* [What needs to be done]:
Each line of the data that includes "icon" must be copied.

Items from an interface collection
※

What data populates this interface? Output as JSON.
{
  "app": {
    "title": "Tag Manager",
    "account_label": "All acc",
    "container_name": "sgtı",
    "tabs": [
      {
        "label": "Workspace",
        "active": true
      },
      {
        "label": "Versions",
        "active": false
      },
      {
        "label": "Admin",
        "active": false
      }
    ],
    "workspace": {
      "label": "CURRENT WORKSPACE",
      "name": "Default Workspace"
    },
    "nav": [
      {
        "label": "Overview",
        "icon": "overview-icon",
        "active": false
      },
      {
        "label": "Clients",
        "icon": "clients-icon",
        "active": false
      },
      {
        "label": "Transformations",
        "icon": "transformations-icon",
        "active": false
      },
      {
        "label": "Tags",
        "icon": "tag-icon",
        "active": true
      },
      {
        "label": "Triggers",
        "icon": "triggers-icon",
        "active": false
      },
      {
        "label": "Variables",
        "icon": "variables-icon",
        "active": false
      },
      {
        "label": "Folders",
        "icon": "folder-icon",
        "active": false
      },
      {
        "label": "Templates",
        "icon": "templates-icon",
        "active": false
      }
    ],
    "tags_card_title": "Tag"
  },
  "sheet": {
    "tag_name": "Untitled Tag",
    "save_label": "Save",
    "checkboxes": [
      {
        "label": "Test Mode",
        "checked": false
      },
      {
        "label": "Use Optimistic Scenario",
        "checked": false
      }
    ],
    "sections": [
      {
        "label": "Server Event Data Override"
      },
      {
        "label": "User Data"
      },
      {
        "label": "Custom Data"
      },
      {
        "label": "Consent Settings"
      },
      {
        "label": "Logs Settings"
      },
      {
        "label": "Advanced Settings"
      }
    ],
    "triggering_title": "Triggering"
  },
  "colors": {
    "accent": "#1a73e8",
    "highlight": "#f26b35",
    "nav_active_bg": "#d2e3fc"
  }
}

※

* [Exercise output]:
        "icon": "overview-icon",
        "icon": "clients-icon",
        "icon": "transformations-icon",
        "icon": "tag-icon",
        "icon": "triggers-icon",
        "icon": "variables-icon",
        "icon": "folder-icon",
        "icon": "templates-icon",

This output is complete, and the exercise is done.